As their populations have shifted, each of the ethnic enclaves has sought to memorialize its history with a museum. There is now a Ukrainian Center, a Chinatown Museum, and a tenement museum on the Lower East Side. An Italian American Museum was created in 2001; it’s mission statement says it is “dedicated to the struggles of Italian-Americans and their achievements and contributions to American culture and society.” The museum was originally in mid-Manhattan, but in 2008 it bought three adjacent buildings in Little Italy for $9 million. The plan was to turn the building, which included six apartments, into a museum, but the financial crisis and recession that began in 2008 resulted in a funding shortfall. Now the museum is said to be hoping to sell its three buildings to a real estate developer, with part of the sale to include rent-free space for the museum in whatever structure is erected. Meanwhile, the museum would like to maximize its income from the rental apartments. For months, efforts to raise Sarno’s rent have been thwarted by legal proceedings claiming she is protected by various laws limiting rent increases. Although the courts have now ruled against Sarno, it may prove to be a pyrrhic victory of the museum. Throwing out an 85 year old Italy grandmother who has lived in the same apartment since 1962 is not exactly a good way to generate contributions from the offspring of Italian immigrants. It’s difficult not to feel sympathetic when Sarno tells a reporter, “I’m not going to be here that many more years. Let me die in my home.” But the Italian American Museum has not been moved. Little Italy “is not a community of Italian-Americans any longer,” according to Joseph V. Scelsa, the foundation and director of the museum. He and his colleagues at the museum argue that the Italian legacy will endure only if there is a viable Italian Americn Museum. The Sarno case has meant confronting some painful “realities” in Little Italy, according to Joseph Sciorra, Director for Academic and Cultural Programs at the John D. Calandra Italian American Institute, Queens College, a part of the City University of New York. Sciorra told The New York Times, “The sort of everyday lived experience of the place as a residence of Italian Americans for all intents has been over for decades.” Nonetheless, Little Italy has retained a place in the hearts and minds of Italian-Americans in the New York area. That, after all, is why there is an effort to build a museum there as opposed to elsewhere in New York City. But Sciorra also said that for a museum dedicated to Italian history in New York, throwing out Sarno shows “a lack of vision.” He is one of many who suggested she be kept on as a speaker or docent at the museum. She is, after all, “literally

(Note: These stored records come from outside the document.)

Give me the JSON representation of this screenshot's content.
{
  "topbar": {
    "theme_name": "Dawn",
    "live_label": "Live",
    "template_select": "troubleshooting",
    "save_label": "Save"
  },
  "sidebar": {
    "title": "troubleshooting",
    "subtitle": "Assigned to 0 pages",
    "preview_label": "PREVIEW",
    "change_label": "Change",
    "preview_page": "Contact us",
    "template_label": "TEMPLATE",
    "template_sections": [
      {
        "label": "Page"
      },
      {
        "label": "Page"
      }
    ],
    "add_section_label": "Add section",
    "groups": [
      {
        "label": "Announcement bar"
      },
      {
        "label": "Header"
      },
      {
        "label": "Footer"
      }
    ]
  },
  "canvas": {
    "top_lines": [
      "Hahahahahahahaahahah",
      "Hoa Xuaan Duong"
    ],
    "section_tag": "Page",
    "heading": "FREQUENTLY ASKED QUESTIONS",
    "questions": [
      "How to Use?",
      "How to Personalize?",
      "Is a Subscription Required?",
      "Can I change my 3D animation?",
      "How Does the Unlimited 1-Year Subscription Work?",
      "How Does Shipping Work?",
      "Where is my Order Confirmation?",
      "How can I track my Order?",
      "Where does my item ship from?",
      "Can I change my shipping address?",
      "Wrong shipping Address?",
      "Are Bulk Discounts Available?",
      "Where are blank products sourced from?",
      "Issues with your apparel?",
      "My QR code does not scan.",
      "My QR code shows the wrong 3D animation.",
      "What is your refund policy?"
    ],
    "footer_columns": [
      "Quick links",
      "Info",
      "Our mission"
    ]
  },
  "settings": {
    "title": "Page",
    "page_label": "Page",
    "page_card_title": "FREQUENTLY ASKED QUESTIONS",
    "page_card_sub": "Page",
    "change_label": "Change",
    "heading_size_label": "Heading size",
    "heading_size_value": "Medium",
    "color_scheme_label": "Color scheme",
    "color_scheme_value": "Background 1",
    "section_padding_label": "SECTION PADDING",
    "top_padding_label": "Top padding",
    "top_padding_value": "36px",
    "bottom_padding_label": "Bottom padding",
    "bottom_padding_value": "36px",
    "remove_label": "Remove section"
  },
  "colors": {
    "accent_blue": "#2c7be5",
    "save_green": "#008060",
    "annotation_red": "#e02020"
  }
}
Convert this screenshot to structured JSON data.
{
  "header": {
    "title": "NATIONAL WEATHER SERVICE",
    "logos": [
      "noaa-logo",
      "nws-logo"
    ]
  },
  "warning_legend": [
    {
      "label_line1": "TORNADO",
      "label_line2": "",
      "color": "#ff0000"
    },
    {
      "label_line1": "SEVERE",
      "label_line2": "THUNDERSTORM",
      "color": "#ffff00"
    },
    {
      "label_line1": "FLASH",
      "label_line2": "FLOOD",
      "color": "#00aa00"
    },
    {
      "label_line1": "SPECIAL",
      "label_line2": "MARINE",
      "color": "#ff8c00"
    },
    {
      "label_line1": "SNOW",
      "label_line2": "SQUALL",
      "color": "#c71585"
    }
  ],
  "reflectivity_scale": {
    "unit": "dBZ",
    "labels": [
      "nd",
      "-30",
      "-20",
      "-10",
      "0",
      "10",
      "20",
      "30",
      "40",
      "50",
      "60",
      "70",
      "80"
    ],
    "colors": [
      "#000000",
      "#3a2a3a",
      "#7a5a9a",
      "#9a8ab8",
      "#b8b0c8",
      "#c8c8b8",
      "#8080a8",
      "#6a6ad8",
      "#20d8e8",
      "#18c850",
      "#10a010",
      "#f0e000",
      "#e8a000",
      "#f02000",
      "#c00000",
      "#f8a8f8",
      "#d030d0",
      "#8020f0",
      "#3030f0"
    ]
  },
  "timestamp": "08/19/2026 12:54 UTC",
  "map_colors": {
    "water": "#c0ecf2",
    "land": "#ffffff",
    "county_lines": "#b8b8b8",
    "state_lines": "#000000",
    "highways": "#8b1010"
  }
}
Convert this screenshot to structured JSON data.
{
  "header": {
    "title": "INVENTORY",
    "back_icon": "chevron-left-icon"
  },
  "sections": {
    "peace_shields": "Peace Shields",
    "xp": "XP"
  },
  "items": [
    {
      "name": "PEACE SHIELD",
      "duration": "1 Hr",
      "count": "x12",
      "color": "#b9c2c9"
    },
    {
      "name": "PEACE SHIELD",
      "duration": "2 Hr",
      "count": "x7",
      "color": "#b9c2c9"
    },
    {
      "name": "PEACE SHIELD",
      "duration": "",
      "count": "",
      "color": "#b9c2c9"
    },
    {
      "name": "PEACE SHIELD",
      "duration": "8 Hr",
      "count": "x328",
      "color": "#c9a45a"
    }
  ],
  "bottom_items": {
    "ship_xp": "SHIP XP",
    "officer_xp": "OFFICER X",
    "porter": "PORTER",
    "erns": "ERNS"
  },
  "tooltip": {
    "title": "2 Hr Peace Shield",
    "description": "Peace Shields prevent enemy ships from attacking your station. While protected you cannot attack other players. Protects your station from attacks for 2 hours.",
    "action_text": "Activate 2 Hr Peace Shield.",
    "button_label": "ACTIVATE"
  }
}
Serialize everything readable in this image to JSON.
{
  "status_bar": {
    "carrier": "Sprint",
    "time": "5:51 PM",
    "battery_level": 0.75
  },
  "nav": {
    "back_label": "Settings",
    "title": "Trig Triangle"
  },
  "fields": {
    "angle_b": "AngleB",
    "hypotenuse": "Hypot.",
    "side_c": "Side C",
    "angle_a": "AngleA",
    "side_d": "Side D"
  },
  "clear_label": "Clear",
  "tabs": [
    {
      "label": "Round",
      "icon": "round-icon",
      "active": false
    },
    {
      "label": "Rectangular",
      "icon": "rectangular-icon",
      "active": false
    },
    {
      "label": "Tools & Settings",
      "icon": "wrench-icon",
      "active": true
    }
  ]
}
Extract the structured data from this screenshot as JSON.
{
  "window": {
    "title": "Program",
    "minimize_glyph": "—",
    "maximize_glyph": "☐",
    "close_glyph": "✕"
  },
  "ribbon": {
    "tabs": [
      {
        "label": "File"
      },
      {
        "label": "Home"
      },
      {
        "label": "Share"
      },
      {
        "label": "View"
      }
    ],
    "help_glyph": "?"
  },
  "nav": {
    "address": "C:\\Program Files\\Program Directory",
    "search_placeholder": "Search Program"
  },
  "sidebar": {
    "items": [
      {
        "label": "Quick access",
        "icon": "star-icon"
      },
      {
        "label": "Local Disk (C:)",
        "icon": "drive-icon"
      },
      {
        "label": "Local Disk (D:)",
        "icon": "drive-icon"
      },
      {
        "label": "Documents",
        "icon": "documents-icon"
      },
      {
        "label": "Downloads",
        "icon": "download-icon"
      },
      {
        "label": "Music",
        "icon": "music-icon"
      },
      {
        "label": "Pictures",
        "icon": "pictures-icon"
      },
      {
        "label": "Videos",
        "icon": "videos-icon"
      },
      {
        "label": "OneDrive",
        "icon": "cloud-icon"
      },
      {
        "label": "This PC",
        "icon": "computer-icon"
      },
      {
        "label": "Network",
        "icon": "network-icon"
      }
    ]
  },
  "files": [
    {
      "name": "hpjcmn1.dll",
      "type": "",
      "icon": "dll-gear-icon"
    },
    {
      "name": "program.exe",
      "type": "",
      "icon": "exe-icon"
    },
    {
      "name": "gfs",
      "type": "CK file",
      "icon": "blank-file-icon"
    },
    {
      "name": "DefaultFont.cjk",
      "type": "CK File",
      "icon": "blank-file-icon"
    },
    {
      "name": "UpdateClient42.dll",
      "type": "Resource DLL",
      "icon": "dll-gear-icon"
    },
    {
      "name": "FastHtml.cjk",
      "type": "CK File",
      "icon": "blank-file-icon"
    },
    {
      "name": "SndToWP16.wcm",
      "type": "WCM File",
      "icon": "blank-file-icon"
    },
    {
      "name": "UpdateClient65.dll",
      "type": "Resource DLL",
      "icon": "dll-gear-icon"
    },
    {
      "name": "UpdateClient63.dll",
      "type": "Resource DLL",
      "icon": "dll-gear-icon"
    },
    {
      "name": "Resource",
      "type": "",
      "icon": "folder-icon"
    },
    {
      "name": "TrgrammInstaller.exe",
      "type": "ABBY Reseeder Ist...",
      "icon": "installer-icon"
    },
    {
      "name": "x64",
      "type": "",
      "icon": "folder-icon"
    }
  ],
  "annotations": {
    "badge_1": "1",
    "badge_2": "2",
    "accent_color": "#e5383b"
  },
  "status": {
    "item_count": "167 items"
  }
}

the living embodiment of the living history of Little Italy,” as Sciorra put it. Unfortunately, it looks like those seeking her insights into the Italian immigrants’ experience in New York will soon need to head out to Wisconsin to talk to her.